Northern Lights (1208 Route 146, Clifton Park) on Saturday
(March 20) at 7 PM. Tickets are $32. Call 371-0012 for more
does any music lover good to attend a choral performance
in a cathedral. Architecturally, most cathedrals were designed
to enhance musical worship in its purest form—the human
Tomorrow (March 19), Albany’s Cathedral of All Saints—the
magnificent Episcopal cathedral in the shadow of the State
Education Building—will play host to “an evening of contemplative
a capella choral works” performed by the Convergence Vocal
Convergence features a diverse collection of singers from
odd corners of the country—Massachusetts, Texas—who have
wide musical experience and impressive resumes in common.
We know this from reading the detailed list of credits provided
by the ensemble; you can take our word for this. The program
will include works by Tavener, Pärt, Tallis, Monteverdi,
Savoy, de Lassus and more.
Convergence Vocal Ensemble will perform tomorrow (Friday,
March 19) at 8 PM at the Cathedral of All Saints (62 S.
Swan St., Albany). Tickets are $20 general admission, $15
seniors, $10 students.
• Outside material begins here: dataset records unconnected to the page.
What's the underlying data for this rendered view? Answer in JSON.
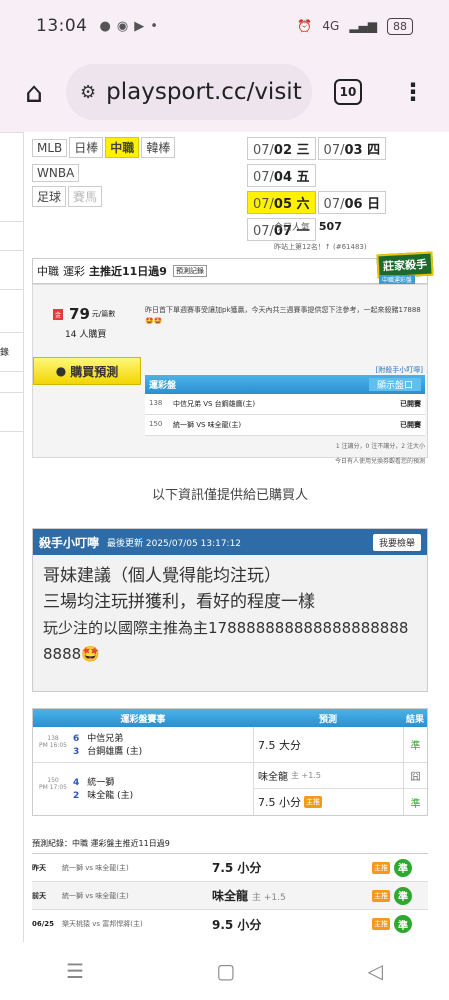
{
  "status": {
    "time": "13:04",
    "battery": "88",
    "net": "4G"
  },
  "browser": {
    "url": "playsport.cc/visit",
    "tab_count": "10"
  },
  "leagues": {
    "row1": [
      "MLB",
      "日棒",
      "中職",
      "韓棒"
    ],
    "row2": [
      "WNBA"
    ],
    "row3": [
      "足球",
      "賽馬"
    ],
    "active": "中職"
  },
  "dates": [
    {
      "m": "07/",
      "d": "02 三"
    },
    {
      "m": "07/",
      "d": "03 四"
    },
    {
      "m": "07/",
      "d": "04 五"
    },
    {
      "m": "07/",
      "d": "05 六"
    },
    {
      "m": "07/",
      "d": "06 日"
    },
    {
      "m": "07/",
      "d": "07 一"
    }
  ],
  "visits": {
    "label": "今日人氣",
    "value": "507",
    "sub": "昨站上第12名！↑ (#61483)"
  },
  "card": {
    "league": "中職",
    "type": "運彩",
    "title": "主推近11日過9",
    "record_btn": "預測記錄",
    "badge": "莊家殺手",
    "badge_sub": "中職運彩盤",
    "price_num": "79",
    "price_unit": "元/篇數",
    "buyers": "14",
    "buyers_unit": "人購買",
    "desc": "昨日首下單週賽事受讓加pk獲贏，今天內共三週賽事提供您下注參考，一起來殺豬17888🤩🤩",
    "buy_btn": "購買預測",
    "pm_link": "[附殺手小叮嚀]",
    "mini_header": "運彩盤",
    "mini_btn": "顯示盤口",
    "mini_rows": [
      {
        "no": "138",
        "match": "中信兄弟 VS 台鋼雄鷹(主)",
        "status": "已開賽"
      },
      {
        "no": "150",
        "match": "統一獅 VS 味全龍(主)",
        "status": "已開賽"
      }
    ],
    "mini_note": "1 注讓分，0 注不讓分，2 注大小",
    "mini_note2": "今日有人使用兌換券觀看您的預測"
  },
  "notice": "以下資訊僅提供給已購買人",
  "tips": {
    "title": "殺手小叮嚀",
    "updated": "最後更新 2025/07/05 13:17:12",
    "report_btn": "我要檢舉",
    "lines": [
      "哥妹建議（個人覺得能均注玩）",
      "三場均注玩拼獲利，看好的程度一樣",
      "玩少注的以國際主推為主1788888888888888888888888🤩"
    ]
  },
  "games_table": {
    "headers": [
      "運彩盤賽事",
      "預測",
      "結果"
    ],
    "rows": [
      {
        "no": "138",
        "time": "PM 16:05",
        "s1": "6",
        "t1": "中信兄弟",
        "s2": "3",
        "t2": "台鋼雄鷹 (主)",
        "pick": "7.5 大分",
        "result": "準"
      },
      {
        "no": "150",
        "time": "PM 17:05",
        "s1": "4",
        "t1": "統一獅",
        "s2": "2",
        "t2": "味全龍 (主)",
        "pick": "味全龍",
        "pick_sub": "主 +1.5",
        "result": "囧",
        "pick2": "7.5 小分",
        "result2": "準"
      }
    ]
  },
  "history": {
    "title": "預測紀錄：中職 運彩盤主推近11日過9",
    "rows": [
      {
        "day": "昨天",
        "match": "統一獅 vs 味全龍(主)",
        "pick": "7.5 小分",
        "sub": "",
        "res": "準"
      },
      {
        "day": "前天",
        "match": "統一獅 vs 味全龍(主)",
        "pick": "味全龍",
        "sub": "主 +1.5",
        "res": "準"
      },
      {
        "day": "06/25",
        "match": "樂天桃猿 vs 富邦悍將(主)",
        "pick": "9.5 小分",
        "sub": "",
        "res": "準"
      }
    ]
  }
}
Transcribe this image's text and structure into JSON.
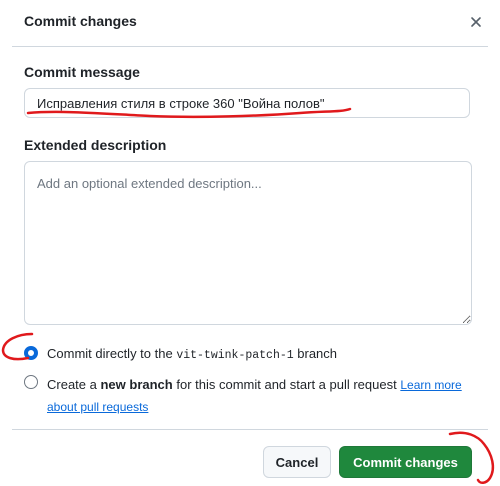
{
  "dialog": {
    "title": "Commit changes",
    "close_icon": "close-icon"
  },
  "commit_message": {
    "label": "Commit message",
    "value": "Исправления стиля в строке 360 \"Война полов\""
  },
  "extended_description": {
    "label": "Extended description",
    "placeholder": "Add an optional extended description..."
  },
  "options": {
    "direct": {
      "prefix": "Commit directly to the ",
      "branch": "vit-twink-patch-1",
      "suffix": " branch",
      "selected": true
    },
    "new_branch": {
      "prefix": "Create a ",
      "bold": "new branch",
      "suffix": " for this commit and start a pull request ",
      "link": "Learn more about pull requests",
      "selected": false
    }
  },
  "buttons": {
    "cancel": "Cancel",
    "commit": "Commit changes"
  },
  "colors": {
    "accent": "#0969da",
    "primary_button": "#1f883d",
    "annotation": "#e0191c"
  }
}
For more info, call 301-3323.
story of British film Fish Tank’s breakout star probably
got as much publicity as the film itself. Katie Jarvis was
spotted by a casting agent while arguing with her boyfriend
in an Essex train station. The teenager had no acting experience;
she didn’t even believe the agent was legit. But at the
end of what reads like a contemporary fairy tale, Jarvis
turned in a performance that the Washington Post
called “tender, spiky and utterly fearless in its physical
and emotional range.”
Set in a bleak public-housing estate, the story of volatile
loner Mia Williams on the cusp of adulthood lacks the glass-slippered
conclusion. But helmed by director Andrea Arnold (who took
home an Oscar in 2004 for her similarly-themed short film
Wasp), Fish Tank’s brutal authenticity snagged
the Jury Prize at last year’s Cannes Film Festival and the
2009 BAFTA for Outstanding British Film.
coming-of-age story for Mia, who will at least have a shot
at happiness,” says The Wall Street Journal, “and
a coming-into-mastery story for the writer-director, Ms.
Arnold, whose prospects seem limitless.”
Tank will be screened at the Saratoga Film Forum (Dee
Sarno Theater, Saratoga County Arts Council, 320 Broadway,
Saratoga Springs) tomorrow and Saturday (March 18-19) at
8 PM and Sunday (March 21) at 3 PM. Tickets are $7, $5 for
forum members and students. For more info, call 584-3456.